--- Available data ---

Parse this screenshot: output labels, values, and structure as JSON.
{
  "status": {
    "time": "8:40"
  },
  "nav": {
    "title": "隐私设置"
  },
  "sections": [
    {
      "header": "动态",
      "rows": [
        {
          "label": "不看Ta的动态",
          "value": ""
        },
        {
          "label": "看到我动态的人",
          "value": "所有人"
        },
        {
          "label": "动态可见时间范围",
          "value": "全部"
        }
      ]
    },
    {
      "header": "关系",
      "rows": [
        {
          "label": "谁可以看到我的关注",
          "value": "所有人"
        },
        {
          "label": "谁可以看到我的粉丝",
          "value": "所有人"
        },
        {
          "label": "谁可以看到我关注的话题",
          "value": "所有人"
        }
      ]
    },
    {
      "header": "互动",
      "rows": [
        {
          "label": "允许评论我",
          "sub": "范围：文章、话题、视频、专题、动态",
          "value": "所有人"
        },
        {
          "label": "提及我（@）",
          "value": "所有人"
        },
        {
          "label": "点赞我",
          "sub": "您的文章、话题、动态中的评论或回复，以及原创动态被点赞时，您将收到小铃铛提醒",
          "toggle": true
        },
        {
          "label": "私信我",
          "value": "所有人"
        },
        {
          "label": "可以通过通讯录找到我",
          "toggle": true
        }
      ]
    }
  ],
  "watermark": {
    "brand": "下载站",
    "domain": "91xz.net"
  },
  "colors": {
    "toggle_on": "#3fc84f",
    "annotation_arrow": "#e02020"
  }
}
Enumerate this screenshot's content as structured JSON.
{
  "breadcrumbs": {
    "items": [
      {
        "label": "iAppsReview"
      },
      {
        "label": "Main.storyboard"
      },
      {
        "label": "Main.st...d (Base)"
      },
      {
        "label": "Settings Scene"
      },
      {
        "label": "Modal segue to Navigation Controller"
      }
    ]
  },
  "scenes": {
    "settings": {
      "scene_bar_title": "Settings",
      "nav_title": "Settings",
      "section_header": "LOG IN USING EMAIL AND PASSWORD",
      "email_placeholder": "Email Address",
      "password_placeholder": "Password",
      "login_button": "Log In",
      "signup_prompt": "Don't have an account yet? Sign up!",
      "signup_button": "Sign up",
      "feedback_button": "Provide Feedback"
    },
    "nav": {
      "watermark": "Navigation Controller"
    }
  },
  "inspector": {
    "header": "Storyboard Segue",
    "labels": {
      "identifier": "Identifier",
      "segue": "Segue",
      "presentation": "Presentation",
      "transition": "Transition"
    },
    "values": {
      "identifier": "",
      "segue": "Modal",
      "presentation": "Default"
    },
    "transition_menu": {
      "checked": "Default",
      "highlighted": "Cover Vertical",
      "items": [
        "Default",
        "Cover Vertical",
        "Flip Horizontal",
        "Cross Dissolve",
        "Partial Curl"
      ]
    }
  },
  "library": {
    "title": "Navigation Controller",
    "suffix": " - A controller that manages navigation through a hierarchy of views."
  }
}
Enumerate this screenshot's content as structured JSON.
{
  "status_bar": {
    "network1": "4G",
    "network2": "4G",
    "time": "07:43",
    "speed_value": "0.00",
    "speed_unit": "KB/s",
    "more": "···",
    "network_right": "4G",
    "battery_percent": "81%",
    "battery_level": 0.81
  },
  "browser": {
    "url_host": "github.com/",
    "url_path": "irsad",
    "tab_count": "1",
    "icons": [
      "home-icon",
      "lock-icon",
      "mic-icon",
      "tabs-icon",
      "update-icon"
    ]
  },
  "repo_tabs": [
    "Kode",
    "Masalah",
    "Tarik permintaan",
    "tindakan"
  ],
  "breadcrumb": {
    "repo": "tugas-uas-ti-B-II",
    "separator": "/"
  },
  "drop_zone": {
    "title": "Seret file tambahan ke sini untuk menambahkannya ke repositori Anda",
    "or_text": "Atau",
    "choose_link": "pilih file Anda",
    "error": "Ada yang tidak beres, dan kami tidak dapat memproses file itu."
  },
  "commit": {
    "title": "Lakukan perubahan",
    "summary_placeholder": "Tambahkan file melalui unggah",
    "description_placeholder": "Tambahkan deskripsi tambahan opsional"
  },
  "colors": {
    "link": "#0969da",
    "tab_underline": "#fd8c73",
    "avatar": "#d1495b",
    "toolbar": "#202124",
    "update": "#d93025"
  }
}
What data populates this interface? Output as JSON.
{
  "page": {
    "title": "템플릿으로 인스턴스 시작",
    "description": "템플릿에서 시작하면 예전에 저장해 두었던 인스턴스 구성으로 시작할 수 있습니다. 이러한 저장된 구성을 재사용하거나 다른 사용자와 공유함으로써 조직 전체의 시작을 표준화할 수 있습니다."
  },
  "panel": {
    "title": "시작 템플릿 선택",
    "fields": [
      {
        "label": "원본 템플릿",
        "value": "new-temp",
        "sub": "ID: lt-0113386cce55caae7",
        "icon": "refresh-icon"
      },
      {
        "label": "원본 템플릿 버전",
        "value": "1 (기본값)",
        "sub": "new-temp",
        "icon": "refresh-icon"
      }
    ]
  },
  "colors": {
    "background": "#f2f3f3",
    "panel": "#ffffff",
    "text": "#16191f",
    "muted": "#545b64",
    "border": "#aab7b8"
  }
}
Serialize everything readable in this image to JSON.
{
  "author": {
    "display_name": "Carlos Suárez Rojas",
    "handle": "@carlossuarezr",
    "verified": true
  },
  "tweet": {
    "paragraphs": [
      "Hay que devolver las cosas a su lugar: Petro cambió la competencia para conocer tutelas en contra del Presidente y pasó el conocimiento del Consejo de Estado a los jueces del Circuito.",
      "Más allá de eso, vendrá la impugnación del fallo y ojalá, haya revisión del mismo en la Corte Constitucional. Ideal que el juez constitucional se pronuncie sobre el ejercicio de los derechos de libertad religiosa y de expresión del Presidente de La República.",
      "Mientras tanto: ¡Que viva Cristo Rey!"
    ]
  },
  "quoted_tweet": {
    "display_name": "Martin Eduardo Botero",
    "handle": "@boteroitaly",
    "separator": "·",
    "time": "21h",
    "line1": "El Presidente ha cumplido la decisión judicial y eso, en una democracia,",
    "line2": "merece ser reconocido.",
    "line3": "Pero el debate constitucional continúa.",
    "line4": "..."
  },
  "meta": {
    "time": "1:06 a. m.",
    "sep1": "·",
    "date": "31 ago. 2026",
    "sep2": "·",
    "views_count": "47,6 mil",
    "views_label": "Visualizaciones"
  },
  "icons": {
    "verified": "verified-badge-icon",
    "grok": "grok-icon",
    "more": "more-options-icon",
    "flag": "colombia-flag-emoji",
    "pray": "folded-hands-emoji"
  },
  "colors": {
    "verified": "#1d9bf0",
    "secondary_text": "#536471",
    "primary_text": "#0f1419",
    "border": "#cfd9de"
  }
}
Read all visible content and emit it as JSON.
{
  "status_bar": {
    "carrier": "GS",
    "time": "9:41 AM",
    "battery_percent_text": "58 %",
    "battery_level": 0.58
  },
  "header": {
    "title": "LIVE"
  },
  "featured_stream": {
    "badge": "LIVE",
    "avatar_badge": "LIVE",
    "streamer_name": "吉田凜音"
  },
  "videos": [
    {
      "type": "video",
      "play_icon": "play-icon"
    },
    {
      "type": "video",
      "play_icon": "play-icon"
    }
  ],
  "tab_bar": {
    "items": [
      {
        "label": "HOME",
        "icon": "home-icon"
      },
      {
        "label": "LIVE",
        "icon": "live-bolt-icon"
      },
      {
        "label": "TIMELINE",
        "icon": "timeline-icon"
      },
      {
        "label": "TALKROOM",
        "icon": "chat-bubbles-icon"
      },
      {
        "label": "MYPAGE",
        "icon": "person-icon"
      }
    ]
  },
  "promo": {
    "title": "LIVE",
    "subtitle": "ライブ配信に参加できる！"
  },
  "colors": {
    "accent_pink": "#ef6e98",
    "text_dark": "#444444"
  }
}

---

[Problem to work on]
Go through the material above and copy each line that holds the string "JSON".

[Exercise answer]
Parse this screenshot: output labels, values, and structure as JSON.
Enumerate this screenshot's content as structured JSON.
Enumerate this screenshot's content as structured JSON.
What data populates this interface? Output as JSON.
Serialize everything readable in this image to JSON.
Read all visible content and emit it as JSON.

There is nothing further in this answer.